2.4 As to the requirement of exhaustion of domestic remedies, Mr. Pereira states, without giving further details, that Mr. Colamarco has exhausted available domestic remedies, including a request for habeas corpus to the Supreme Court of Panama, the country's highest tribunal.

2.5 In further submissions made in the course of 1992 and 1993, Mr. Pereira observed, again without giving any further details, that the Supreme Court of Panama itself had admitted that the acts attributed to Mr. Colamarco and his co-defendants did not constitute criminal offences but that, notwithstanding, his client continued to be detained at Modelo Prison. In early 1993, he indicated that the trial of Mr. Colamarco and his co-defendants was scheduled to start on 19 May 1993 before the Circuit Court Judge No. 4 of Panama City (Juez Cuarto de lo Penal del Primero Circuito Judicial de Panamá), and that the indictment of his client had been changed to include not only offences against the internal order of the State but also crimes against humanity.
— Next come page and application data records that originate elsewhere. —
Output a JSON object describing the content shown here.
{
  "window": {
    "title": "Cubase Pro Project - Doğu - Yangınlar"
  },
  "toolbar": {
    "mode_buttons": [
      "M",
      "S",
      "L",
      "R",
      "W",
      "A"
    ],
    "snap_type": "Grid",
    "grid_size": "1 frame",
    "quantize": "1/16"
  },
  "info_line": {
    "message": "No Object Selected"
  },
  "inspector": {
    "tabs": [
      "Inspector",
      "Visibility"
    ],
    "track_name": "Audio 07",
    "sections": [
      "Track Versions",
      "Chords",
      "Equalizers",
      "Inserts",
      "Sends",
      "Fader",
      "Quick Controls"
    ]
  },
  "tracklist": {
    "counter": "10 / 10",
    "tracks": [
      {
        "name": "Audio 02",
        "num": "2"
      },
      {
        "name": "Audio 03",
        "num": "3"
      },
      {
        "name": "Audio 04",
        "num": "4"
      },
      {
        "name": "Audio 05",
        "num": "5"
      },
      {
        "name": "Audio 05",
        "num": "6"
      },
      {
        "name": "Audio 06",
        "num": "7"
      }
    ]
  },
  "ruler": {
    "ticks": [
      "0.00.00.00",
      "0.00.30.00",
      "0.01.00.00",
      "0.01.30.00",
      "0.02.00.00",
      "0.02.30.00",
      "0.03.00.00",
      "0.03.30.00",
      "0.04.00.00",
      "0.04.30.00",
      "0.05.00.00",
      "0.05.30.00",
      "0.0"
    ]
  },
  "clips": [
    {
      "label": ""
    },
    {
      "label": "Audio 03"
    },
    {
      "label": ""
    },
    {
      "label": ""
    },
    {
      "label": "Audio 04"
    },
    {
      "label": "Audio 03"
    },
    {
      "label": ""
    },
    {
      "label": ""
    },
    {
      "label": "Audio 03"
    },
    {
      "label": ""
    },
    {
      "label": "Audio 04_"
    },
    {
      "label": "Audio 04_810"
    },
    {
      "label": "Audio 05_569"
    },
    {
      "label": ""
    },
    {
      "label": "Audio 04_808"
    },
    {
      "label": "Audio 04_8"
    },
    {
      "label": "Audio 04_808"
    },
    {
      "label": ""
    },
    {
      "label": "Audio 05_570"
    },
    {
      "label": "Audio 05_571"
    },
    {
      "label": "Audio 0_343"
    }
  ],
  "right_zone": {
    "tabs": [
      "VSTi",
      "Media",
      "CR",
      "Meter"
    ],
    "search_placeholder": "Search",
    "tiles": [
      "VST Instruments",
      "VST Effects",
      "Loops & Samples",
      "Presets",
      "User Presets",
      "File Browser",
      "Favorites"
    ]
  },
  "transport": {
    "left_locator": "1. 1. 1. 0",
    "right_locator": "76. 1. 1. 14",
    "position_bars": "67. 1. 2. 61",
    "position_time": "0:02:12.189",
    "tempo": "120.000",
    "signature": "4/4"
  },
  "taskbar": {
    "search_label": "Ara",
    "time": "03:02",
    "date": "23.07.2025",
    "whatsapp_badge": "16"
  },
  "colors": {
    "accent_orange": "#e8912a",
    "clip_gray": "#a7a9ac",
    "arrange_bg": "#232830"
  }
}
He objects to the qualification of the offences imputed to Mr. Colamarco Patiño as "political crimes".

The complaint:

3. The author contends that the facts as submitted reveal violations by Panama of articles 9 and 15 of the Covenant.

The State party's information and observations:

4.1 In its submission under rule 91 of the rules of procedure, the State party observes that the trial of Mr. Colamarco and of three co-defendants started as scheduled on 19 May 1993. Mr. Colamarco was represented, both during the preliminary enquiry and during the trial, by a lawyer of his choice. On 4 June 1993, the circuit court judge found Mr. Colamarco and the other co-accused guilty of offences against the internal State order; they were sentenced to forty-four months and ten days of imprisonment and prohibited from running for public office for the same period of time, to run from the day the prison term had been purged. All of the accused were acquitted of the charge of crimes against humanity.

4.2 The Court's decision was notified to Mr. Colamarco. Although his legal representative initially appealed the sentence, he subsequently withdrew the appeal.

4.3 The State party concludes that by February 1994, the case had been filed, because the time spent in preventive detention by Mr. Colamarco had been set off against the prison term imposed on him. He has therefore been released, and no further charges against him remain pending.

Issues and proceedings before the Committee:

5.1 Before considering any claims contained in a communication, the Human Rights Committee must, in accordance with rule 87 of its rules of procedure, decide whether or not it is admissible under the Optional Protocol to the Covenant.

5.2 As to the claim under article 9, paragraph 1, the Committee begins by noting that the author links the alleged arbitrariness of Mr. Colamarco's arrest and detention to his presumed innocence. Nothing in the file, however, reveals that Mr. Colamarco was not detained on specific charges (see paragraph 2.2 above), pending the determination of his innocence or guilt by a court of law, and that he was not properly indicted. But, in any event, the Committee notes that Mr. Colamarco's counsel, while initially appealing the judgment of4 June 1993 against his client, later withdrew the appeal, where these issues could have been dealt with. For the purpose of article 5, paragraph 2(b), of the Optional Protocol, an applicant must make use of all judicial or administrative avenues that offer him a reasonable prospect of redress. This Mr. Colamarco's counsel has failed to do, and available domestic remedies have accordingly not been exhausted in the case.

6. The Human Rights Committee therefore decides:

[Adopted in English, French and Spanish, the English text being the original version. Subsequently to be issued also in Arabic, Chinese and Russian as part of the Committee's annual report to the General Assembly.]


* Made public by decision of the Human Rights Committee.